_Input data:_
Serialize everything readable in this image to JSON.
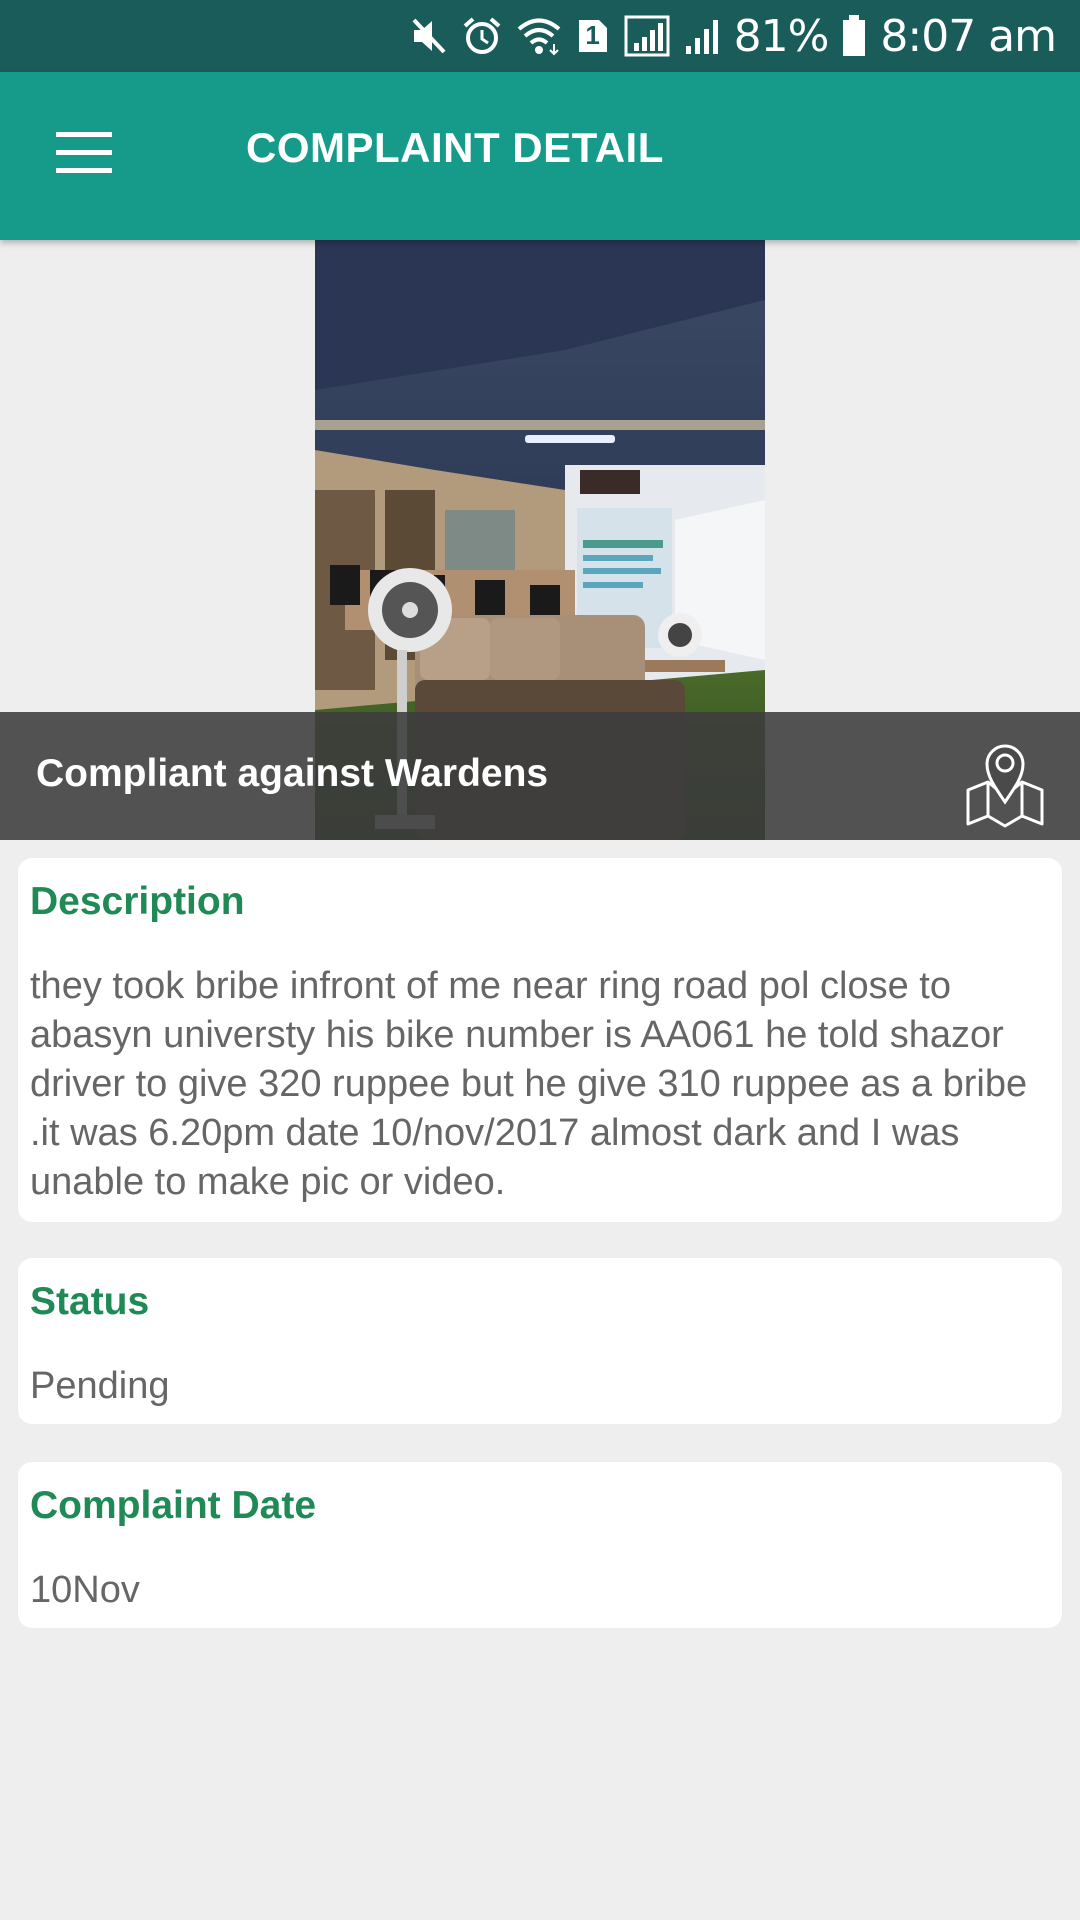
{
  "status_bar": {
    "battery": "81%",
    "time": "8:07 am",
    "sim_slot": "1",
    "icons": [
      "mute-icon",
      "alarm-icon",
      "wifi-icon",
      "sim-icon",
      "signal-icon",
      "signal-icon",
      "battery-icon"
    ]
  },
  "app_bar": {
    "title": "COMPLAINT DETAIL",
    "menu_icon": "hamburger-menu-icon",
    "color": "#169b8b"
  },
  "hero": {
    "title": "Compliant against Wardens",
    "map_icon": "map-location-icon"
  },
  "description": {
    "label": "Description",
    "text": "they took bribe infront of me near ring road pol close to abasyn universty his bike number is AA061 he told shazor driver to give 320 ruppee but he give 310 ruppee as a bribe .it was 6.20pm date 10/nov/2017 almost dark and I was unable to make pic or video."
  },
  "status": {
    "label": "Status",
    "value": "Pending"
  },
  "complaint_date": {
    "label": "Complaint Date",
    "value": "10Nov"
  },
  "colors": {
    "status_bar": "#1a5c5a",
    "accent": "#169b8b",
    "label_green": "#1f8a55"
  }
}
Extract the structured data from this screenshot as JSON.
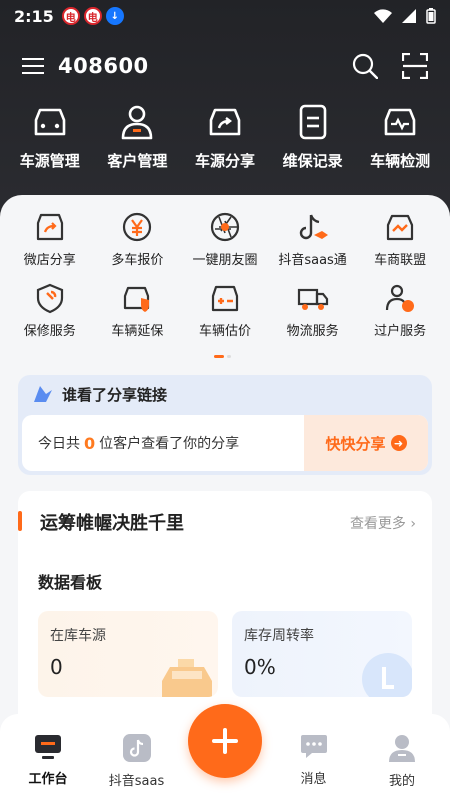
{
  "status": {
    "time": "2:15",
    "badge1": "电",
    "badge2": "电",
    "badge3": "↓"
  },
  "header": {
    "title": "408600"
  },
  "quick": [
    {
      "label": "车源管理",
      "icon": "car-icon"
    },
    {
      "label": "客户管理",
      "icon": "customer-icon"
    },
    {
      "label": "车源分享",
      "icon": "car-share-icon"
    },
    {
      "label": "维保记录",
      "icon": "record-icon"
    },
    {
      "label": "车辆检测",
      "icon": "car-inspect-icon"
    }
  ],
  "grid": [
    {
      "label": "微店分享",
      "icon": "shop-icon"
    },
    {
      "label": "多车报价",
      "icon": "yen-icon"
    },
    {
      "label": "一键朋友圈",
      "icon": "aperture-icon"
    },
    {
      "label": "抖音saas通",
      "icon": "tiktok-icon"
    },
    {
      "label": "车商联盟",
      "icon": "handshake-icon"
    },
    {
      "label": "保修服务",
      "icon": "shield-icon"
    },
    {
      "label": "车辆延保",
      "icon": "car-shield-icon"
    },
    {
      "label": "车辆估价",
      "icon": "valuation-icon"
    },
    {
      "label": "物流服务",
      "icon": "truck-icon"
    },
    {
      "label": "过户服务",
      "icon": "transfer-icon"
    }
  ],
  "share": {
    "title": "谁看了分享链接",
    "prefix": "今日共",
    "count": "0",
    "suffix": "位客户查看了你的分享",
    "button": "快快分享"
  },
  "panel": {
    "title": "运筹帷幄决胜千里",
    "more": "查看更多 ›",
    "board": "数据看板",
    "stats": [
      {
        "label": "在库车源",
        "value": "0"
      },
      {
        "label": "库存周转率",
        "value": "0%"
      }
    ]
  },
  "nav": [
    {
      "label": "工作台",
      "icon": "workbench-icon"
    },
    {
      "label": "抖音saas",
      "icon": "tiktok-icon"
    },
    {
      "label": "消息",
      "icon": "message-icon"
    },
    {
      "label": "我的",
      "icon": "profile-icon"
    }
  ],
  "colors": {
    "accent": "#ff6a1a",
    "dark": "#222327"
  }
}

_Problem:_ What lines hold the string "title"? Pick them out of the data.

_Result:_
    "title": "COMPLAINT DETAIL",
    "title": "Compliant against Wardens",
    "title": "408600"
    "title": "谁看了分享链接",
    "title": "运筹帷幄决胜千里",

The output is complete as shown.